== Given information ==
+===+

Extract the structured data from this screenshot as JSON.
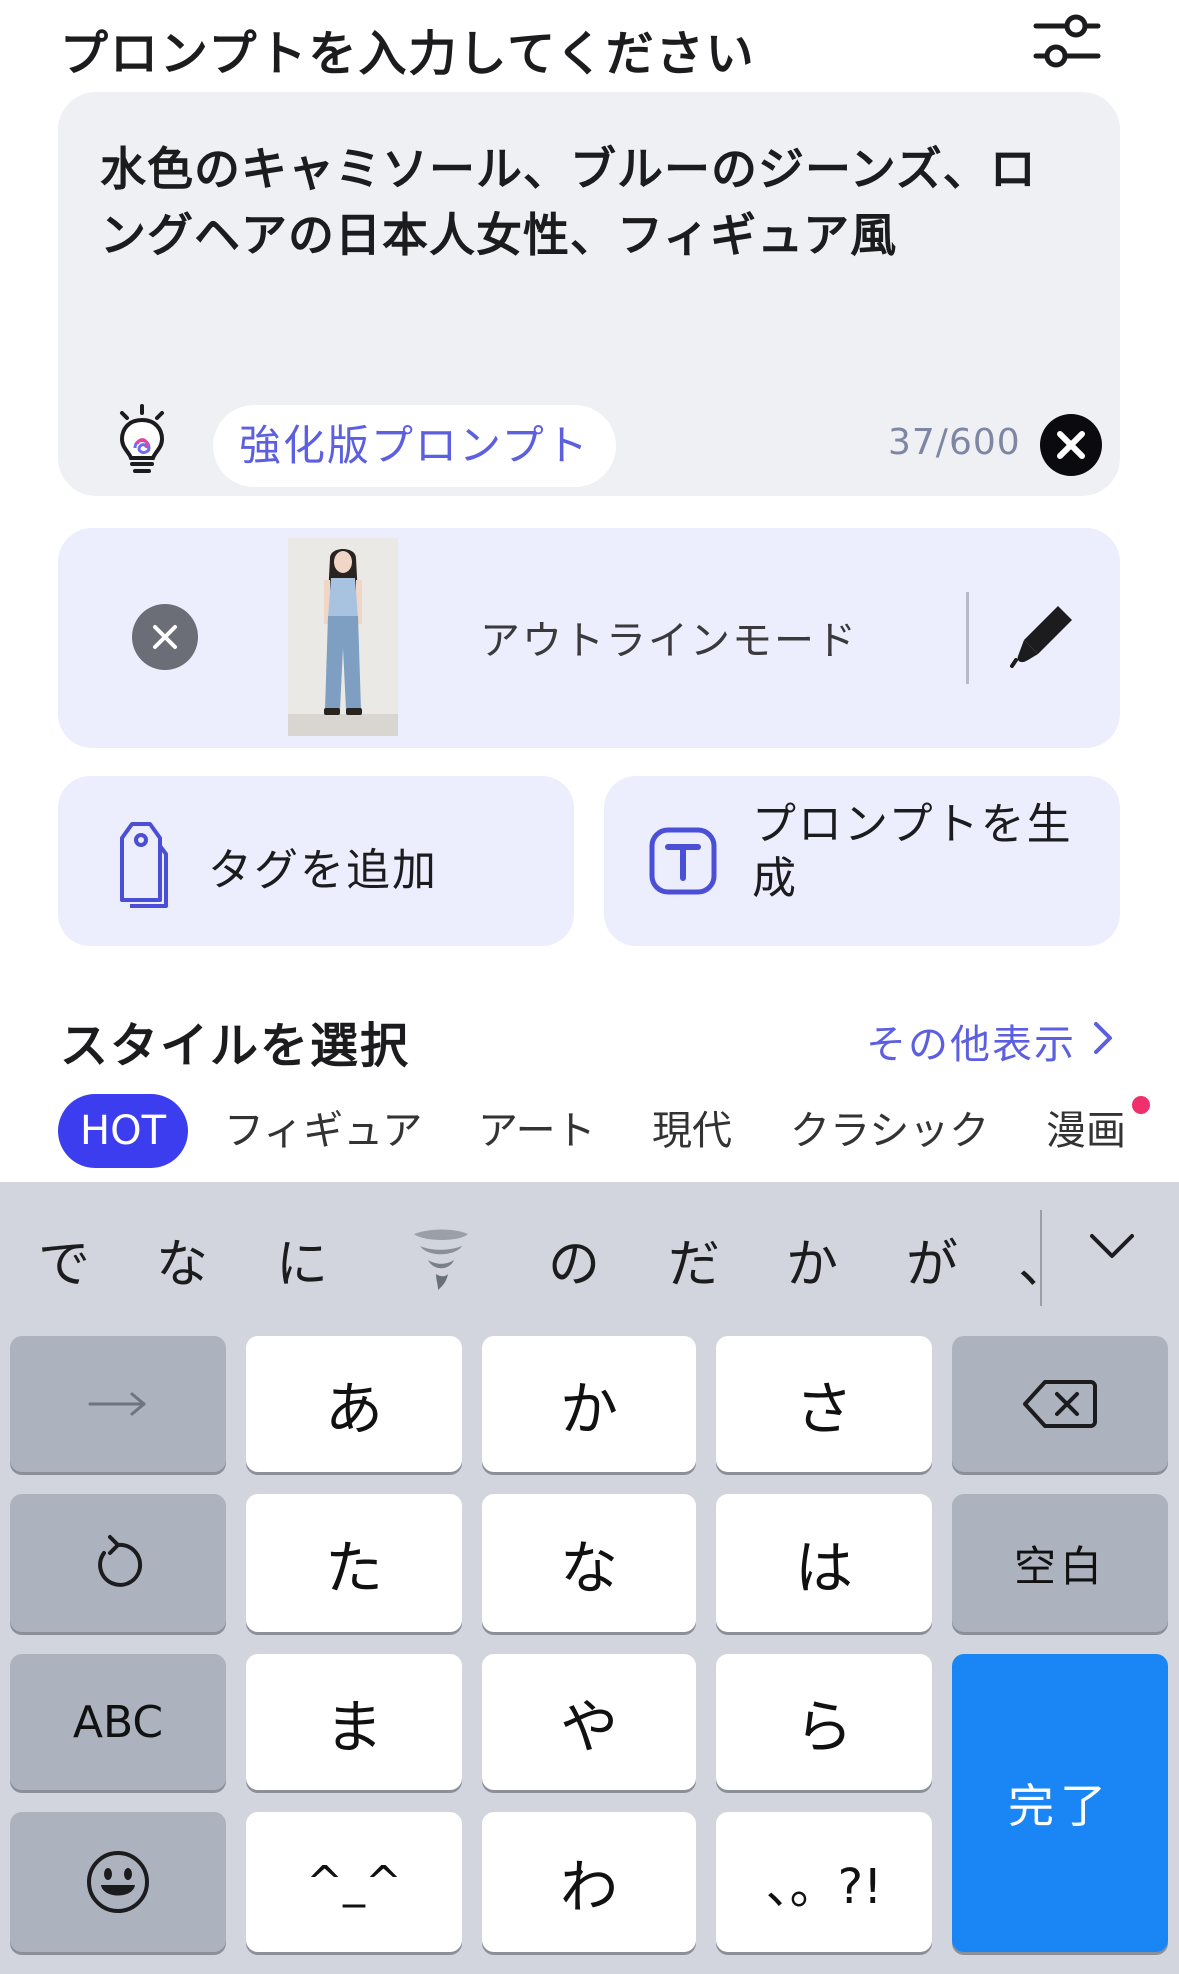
{
  "header": {
    "title": "プロンプトを入力してください",
    "settings_icon": "sliders-icon"
  },
  "prompt": {
    "text": "水色のキャミソール、ブルーのジーンズ、ロングヘアの日本人女性、フィギュア風",
    "enhance_label": "強化版プロンプト",
    "char_count": "37/600",
    "icons": {
      "bulb": "lightbulb-icon",
      "clear": "close-circle-icon"
    }
  },
  "reference": {
    "mode_label": "アウトラインモード",
    "icons": {
      "remove": "close-icon",
      "edit": "pen-icon"
    }
  },
  "actions": {
    "add_tag": "タグを追加",
    "generate_prompt": "プロンプトを生成"
  },
  "styles": {
    "heading": "スタイルを選択",
    "show_more": "その他表示",
    "chips": [
      "HOT",
      "フィギュア",
      "アート",
      "現代",
      "クラシック",
      "漫画"
    ],
    "active_chip": "HOT"
  },
  "keyboard": {
    "candidates": [
      "で",
      "な",
      "に",
      "🌪️",
      "の",
      "だ",
      "か",
      "が",
      "、"
    ],
    "rows": [
      [
        "→",
        "あ",
        "か",
        "さ",
        "⌫"
      ],
      [
        "↺",
        "た",
        "な",
        "は",
        "空白"
      ],
      [
        "ABC",
        "ま",
        "や",
        "ら",
        "完了"
      ],
      [
        "☺",
        "^_^",
        "わ",
        "、。?!"
      ]
    ],
    "space_label": "空白",
    "done_label": "完了",
    "abc_label": "ABC"
  },
  "colors": {
    "accent": "#5b5fe0",
    "chip_active": "#3d3df0",
    "done_key": "#1a86f5",
    "card_bg": "#eef0f4",
    "lavender_bg": "#eceefd",
    "keyboard_bg": "#d2d5dd"
  }
}
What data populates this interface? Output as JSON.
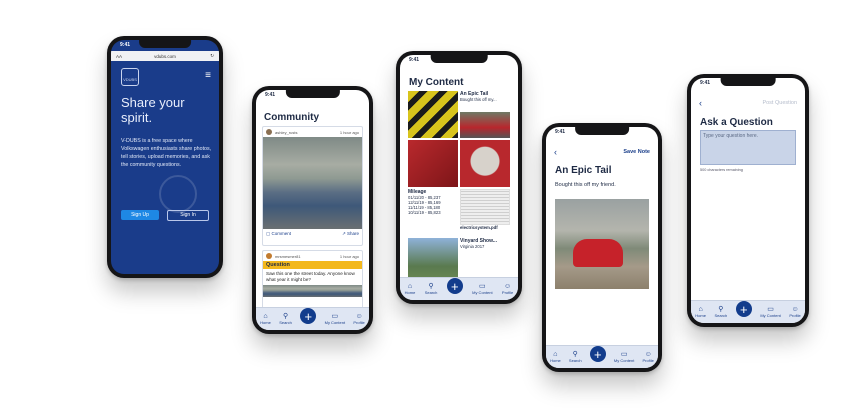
{
  "phone1": {
    "time": "9:41",
    "url": "vdubs.com",
    "aa": "AA",
    "logo_text": "VDUBS",
    "headline": "Share your spirit.",
    "body": "V-DUBS is a free space where Volkswagen enthusiasts share photos, tell stories, upload memories, and ask the community questions.",
    "signup": "Sign Up",
    "signin": "Sign In"
  },
  "phone2": {
    "time": "9:41",
    "title": "Community",
    "post1": {
      "user": "ashley_rusts",
      "time": "1 hour ago",
      "comments": "Comment",
      "share": "Share"
    },
    "post2": {
      "user": "mrsmesmer81",
      "time": "1 hour ago",
      "tag": "Question",
      "text": "Saw this one the street today. Anyone know what year it might be?"
    }
  },
  "phone3": {
    "time": "9:41",
    "title": "My Content",
    "cells": [
      {
        "heading": "An Epic Tail",
        "sub": "Bought this off my..."
      },
      {
        "heading": "Mileage",
        "lines": [
          "01/11/20 - 85,237",
          "12/11/19 - 85,169",
          "11/11/19 - 85,180",
          "10/11/19 - 85,823"
        ]
      },
      {
        "heading": "electricsystem.pdf"
      },
      {
        "heading": "Vinyard Show...",
        "sub": "Virginia 2017"
      }
    ]
  },
  "phone4": {
    "time": "9:41",
    "save": "Save Note",
    "title": "An Epic Tail",
    "subtitle": "Bought this off my friend."
  },
  "phone5": {
    "time": "9:41",
    "post": "Post Question",
    "title": "Ask a Question",
    "placeholder": "Type your question here.",
    "remaining": "500 characters remaining"
  },
  "tabbar": {
    "home": "Home",
    "search": "Search",
    "content": "My Content",
    "profile": "Profile"
  }
}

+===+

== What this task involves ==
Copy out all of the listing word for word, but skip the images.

== Task response ==
Extract the structured data from this screenshot as JSON.
{
  "header": {
    "title": "プロンプトを入力してください",
    "settings_icon": "sliders-icon"
  },
  "prompt": {
    "text": "水色のキャミソール、ブルーのジーンズ、ロングヘアの日本人女性、フィギュア風",
    "enhance_label": "強化版プロンプト",
    "char_count": "37/600",
    "icons": {
      "bulb": "lightbulb-icon",
      "clear": "close-circle-icon"
    }
  },
  "reference": {
    "mode_label": "アウトラインモード",
    "icons": {
      "remove": "close-icon",
      "edit": "pen-icon"
    }
  },
  "actions": {
    "add_tag": "タグを追加",
    "generate_prompt": "プロンプトを生成"
  },
  "styles": {
    "heading": "スタイルを選択",
    "show_more": "その他表示",
    "chips": [
      "HOT",
      "フィギュア",
      "アート",
      "現代",
      "クラシック",
      "漫画"
    ],
    "active_chip": "HOT"
  },
  "keyboard": {
    "candidates": [
      "で",
      "な",
      "に",
      "🌪️",
      "の",
      "だ",
      "か",
      "が",
      "、"
    ],
    "rows": [
      [
        "→",
        "あ",
        "か",
        "さ",
        "⌫"
      ],
      [
        "↺",
        "た",
        "な",
        "は",
        "空白"
      ],
      [
        "ABC",
        "ま",
        "や",
        "ら",
        "完了"
      ],
      [
        "☺",
        "^_^",
        "わ",
        "、。?!"
      ]
    ],
    "space_label": "空白",
    "done_label": "完了",
    "abc_label": "ABC"
  },
  "colors": {
    "accent": "#5b5fe0",
    "chip_active": "#3d3df0",
    "done_key": "#1a86f5",
    "card_bg": "#eef0f4",
    "lavender_bg": "#eceefd",
    "keyboard_bg": "#d2d5dd"
  }
}
What data populates this interface? Output as JSON.
{
  "phone1": {
    "time": "9:41",
    "url": "vdubs.com",
    "aa": "AA",
    "logo_text": "VDUBS",
    "headline": "Share your spirit.",
    "body": "V-DUBS is a free space where Volkswagen enthusiasts share photos, tell stories, upload memories, and ask the community questions.",
    "signup": "Sign Up",
    "signin": "Sign In"
  },
  "phone2": {
    "time": "9:41",
    "title": "Community",
    "post1": {
      "user": "ashley_rusts",
      "time": "1 hour ago",
      "comments": "Comment",
      "share": "Share"
    },
    "post2": {
      "user": "mrsmesmer81",
      "time": "1 hour ago",
      "tag": "Question",
      "text": "Saw this one the street today. Anyone know what year it might be?"
    }
  },
  "phone3": {
    "time": "9:41",
    "title": "My Content",
    "cells": [
      {
        "heading": "An Epic Tail",
        "sub": "Bought this off my..."
      },
      {
        "heading": "Mileage",
        "lines": [
          "01/11/20 - 85,237",
          "12/11/19 - 85,169",
          "11/11/19 - 85,180",
          "10/11/19 - 85,823"
        ]
      },
      {
        "heading": "electricsystem.pdf"
      },
      {
        "heading": "Vinyard Show...",
        "sub": "Virginia 2017"
      }
    ]
  },
  "phone4": {
    "time": "9:41",
    "save": "Save Note",
    "title": "An Epic Tail",
    "subtitle": "Bought this off my friend."
  },
  "phone5": {
    "time": "9:41",
    "post": "Post Question",
    "title": "Ask a Question",
    "placeholder": "Type your question here.",
    "remaining": "500 characters remaining"
  },
  "tabbar": {
    "home": "Home",
    "search": "Search",
    "content": "My Content",
    "profile": "Profile"
  }
}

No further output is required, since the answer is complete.